The line strength of the transition can be written in terms of the radial part of the previous equation, or as

dipole3.gif.

 Then the transition probability, Wij, can be rewritten to include the S term.

dipole4.gif

If the squared-J symbol is assumed to be unity, this can be written as

dipole5.gif.

Photon flux, the x-ray absorption cross-section, and the oscillator strength

As seen in the previous equation, the transition probability is actually proportional to n, then number of photons, which is directly related to photon flux. The formula for photon flux Fp can be written as 

flux1.gif.

The x-ray absorption cross section, sigma.gif, is given in m2in the following equation, and is directly proportional to the value of f which is the oscsillator strength.

crosssection.gif

The pentration depth, penetrationdepth1.gif, of the x-rays is directly influenced by the cross section via

penetrationdepth2.gif

with the term rho.gifbeing the density of the system. Here, the units of cross-section are typically given in values of angstroms-squared. Also, it is common to define the term "inverse density", or the space occupied by one atom of interest, as

inversedensity.gif

and the equation for penetration depth can be re-written as

penetrationdepth3.gif.

Practice Problem

1. For La metal, which has a Vatvalue of cubic angstroms, and a cross section of 0.15 square angstroms, what is the pentration depth?

2. What is the difference between XAS and XPS?

3. What information does the absorption edge yield?

References
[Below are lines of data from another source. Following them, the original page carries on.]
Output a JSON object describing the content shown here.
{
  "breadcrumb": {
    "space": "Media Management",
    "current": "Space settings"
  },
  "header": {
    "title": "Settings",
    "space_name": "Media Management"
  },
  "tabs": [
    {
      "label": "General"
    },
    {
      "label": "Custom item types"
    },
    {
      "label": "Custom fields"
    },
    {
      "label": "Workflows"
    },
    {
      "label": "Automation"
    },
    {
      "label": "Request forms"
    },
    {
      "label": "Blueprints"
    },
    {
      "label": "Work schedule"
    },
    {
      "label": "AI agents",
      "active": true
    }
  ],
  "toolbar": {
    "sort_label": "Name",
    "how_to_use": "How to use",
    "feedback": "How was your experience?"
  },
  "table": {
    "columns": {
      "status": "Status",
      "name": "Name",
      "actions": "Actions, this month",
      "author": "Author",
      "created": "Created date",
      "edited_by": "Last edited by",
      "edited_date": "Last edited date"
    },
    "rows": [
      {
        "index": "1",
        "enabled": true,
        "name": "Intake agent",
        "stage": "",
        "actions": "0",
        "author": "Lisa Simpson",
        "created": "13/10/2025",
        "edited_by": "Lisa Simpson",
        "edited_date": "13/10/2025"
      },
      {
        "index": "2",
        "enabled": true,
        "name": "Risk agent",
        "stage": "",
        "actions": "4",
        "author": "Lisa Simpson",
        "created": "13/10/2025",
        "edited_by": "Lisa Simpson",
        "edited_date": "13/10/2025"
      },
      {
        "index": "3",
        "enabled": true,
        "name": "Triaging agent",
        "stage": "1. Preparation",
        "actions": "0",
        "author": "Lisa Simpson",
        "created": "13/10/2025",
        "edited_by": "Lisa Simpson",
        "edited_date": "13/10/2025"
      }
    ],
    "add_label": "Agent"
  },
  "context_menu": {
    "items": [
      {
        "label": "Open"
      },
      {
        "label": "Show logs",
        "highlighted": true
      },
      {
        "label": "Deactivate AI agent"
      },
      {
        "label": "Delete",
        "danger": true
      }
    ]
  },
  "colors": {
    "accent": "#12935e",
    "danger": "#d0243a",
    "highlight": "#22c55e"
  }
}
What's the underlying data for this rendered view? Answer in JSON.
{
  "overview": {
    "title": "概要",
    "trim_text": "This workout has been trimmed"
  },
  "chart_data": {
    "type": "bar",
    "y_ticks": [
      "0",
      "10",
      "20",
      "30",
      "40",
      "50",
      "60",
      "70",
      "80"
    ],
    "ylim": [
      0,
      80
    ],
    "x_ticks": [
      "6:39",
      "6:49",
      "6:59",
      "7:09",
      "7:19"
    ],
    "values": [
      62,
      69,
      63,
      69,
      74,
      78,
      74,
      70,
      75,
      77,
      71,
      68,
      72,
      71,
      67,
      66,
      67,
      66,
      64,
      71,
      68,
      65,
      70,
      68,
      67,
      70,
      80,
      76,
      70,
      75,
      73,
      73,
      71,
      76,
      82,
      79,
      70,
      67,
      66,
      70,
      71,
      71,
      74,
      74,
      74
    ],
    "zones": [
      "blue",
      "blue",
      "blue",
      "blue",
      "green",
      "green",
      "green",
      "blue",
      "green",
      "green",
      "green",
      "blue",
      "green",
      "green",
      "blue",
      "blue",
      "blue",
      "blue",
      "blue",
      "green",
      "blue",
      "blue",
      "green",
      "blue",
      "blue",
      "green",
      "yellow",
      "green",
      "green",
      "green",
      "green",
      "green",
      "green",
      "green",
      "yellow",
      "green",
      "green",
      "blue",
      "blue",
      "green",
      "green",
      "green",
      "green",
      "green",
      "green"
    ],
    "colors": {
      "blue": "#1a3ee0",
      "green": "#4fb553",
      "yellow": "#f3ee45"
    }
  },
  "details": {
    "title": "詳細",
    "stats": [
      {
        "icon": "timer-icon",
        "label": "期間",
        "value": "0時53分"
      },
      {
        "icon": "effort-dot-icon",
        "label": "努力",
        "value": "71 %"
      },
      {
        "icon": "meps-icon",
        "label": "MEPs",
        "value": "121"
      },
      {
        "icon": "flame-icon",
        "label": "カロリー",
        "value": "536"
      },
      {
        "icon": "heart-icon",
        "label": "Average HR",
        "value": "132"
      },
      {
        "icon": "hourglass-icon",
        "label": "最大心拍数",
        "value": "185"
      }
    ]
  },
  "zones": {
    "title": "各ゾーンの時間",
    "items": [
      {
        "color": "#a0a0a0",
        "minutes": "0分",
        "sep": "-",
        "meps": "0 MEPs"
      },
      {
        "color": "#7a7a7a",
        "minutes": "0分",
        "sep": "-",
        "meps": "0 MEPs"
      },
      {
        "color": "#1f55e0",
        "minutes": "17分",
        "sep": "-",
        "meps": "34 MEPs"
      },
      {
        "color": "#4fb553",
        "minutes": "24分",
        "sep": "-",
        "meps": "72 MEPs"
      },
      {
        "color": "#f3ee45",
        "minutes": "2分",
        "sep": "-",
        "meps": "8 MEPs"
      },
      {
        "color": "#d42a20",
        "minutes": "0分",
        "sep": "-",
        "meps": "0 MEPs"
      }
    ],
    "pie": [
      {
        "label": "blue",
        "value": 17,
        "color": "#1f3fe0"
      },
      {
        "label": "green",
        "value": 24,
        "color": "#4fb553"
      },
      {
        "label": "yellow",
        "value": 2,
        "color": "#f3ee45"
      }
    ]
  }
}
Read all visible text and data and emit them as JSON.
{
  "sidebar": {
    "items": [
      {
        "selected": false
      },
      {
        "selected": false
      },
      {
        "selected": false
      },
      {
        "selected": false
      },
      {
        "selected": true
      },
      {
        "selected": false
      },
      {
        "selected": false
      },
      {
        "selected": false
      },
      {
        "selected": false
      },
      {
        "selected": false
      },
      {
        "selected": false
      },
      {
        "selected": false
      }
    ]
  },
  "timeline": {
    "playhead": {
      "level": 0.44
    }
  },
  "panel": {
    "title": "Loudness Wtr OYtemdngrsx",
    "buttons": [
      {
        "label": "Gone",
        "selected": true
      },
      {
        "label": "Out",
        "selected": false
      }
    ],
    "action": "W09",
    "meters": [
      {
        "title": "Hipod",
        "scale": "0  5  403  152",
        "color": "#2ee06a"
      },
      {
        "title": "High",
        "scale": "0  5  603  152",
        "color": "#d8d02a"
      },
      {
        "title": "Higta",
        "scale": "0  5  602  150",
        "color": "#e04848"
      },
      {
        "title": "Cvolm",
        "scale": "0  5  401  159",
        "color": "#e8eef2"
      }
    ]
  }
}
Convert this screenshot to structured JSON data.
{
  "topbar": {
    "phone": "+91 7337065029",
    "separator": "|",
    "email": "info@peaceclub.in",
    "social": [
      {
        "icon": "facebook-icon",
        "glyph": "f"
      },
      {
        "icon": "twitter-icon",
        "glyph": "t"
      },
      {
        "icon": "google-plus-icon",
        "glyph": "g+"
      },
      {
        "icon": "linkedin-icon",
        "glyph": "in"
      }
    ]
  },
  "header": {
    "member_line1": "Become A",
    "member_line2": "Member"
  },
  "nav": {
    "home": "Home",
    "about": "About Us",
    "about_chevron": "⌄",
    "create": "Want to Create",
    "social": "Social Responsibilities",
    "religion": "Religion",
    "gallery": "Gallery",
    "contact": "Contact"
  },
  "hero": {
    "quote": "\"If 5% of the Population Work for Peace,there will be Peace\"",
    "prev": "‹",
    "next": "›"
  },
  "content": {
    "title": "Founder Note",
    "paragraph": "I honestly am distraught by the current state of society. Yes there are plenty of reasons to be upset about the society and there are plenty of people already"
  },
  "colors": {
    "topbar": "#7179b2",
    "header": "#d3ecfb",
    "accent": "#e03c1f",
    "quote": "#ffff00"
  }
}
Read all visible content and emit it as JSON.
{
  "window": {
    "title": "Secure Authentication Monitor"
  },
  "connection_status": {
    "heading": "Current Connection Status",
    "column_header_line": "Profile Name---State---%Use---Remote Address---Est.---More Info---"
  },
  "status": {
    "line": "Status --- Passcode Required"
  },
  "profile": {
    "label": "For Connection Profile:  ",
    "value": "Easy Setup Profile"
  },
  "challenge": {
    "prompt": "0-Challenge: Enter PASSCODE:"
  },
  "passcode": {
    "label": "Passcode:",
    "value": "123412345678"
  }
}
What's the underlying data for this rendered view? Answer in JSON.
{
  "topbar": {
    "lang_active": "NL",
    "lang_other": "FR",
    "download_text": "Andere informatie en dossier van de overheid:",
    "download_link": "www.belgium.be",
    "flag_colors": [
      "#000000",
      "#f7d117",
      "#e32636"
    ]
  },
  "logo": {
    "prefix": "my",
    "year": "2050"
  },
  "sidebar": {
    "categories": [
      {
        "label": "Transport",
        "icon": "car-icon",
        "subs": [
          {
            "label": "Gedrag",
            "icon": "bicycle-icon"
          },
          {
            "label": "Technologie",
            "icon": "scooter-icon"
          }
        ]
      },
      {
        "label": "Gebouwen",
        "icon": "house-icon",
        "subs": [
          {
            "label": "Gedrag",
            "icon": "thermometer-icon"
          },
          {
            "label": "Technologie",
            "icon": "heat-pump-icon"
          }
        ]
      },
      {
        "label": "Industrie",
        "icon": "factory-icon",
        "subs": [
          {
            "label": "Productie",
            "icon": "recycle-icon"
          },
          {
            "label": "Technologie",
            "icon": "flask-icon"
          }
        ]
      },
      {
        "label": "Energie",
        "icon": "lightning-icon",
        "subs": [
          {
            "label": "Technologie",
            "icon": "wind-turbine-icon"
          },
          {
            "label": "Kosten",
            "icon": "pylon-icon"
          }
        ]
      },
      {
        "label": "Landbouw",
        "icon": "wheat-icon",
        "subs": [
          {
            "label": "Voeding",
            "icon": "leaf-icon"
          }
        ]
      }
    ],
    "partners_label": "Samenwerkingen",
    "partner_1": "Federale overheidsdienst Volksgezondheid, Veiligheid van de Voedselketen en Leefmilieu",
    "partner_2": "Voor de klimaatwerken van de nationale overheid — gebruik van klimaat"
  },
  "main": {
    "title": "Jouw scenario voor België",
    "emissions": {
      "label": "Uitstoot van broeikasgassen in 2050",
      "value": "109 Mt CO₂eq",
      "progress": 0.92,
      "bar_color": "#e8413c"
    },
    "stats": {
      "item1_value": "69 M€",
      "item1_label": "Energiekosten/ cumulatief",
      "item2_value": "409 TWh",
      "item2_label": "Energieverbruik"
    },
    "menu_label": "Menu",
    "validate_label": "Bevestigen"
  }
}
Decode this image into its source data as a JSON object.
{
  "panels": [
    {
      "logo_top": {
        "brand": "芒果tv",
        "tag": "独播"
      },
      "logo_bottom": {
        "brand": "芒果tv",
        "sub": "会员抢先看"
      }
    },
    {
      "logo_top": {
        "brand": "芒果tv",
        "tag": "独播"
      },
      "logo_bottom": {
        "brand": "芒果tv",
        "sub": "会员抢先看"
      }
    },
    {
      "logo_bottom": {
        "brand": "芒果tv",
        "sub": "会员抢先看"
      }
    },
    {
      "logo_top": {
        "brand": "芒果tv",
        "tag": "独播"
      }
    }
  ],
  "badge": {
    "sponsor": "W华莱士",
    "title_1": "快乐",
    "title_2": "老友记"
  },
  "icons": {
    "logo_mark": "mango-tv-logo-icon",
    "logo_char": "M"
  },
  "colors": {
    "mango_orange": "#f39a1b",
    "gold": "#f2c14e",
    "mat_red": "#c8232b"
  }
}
  1. Liebhafsky, H., et al. X-rays, Electrons, and Analytical Chemistry. John Wiley & Sons. 1972.
  2. Que, L. Physical Methods in Bioinorganic Chemistry. Sasuolito, California: University Science Books, 2000.
  3. Skoog, D.; Holler, F.; Nieman, T. Principles of Instrumental Analysis.  Fifth ed.; Brooks/Cole: 1998.
  4. Ankudinov, A.L., Rehr, J.J., "New Developments in the Theory of X-ray Absorption and Core Photoemission." Journal of Electron Spectroscopy and Related Phenonemon. 2001, 114, 1115-1121
  5. Rehr, J.J., "Theory and Calculations of X-ray Spectra: XAS, XES, XRS, and NRIXS." Radiation Physics and Chemistry. 2006, 75, 1547-1558
  6. Albers, R.C., Rehr, J.J., "Theoretical Approaches to X-ray Absorption Fine Structure." Reviews of Modern Physics. 2000, 72, 621-654
  7. De Groot, F., Kotani, A. Core Level Spectroscopy of Solids. CRC Press: 2008.

Contributors 

  • Sarah Gee (UCD)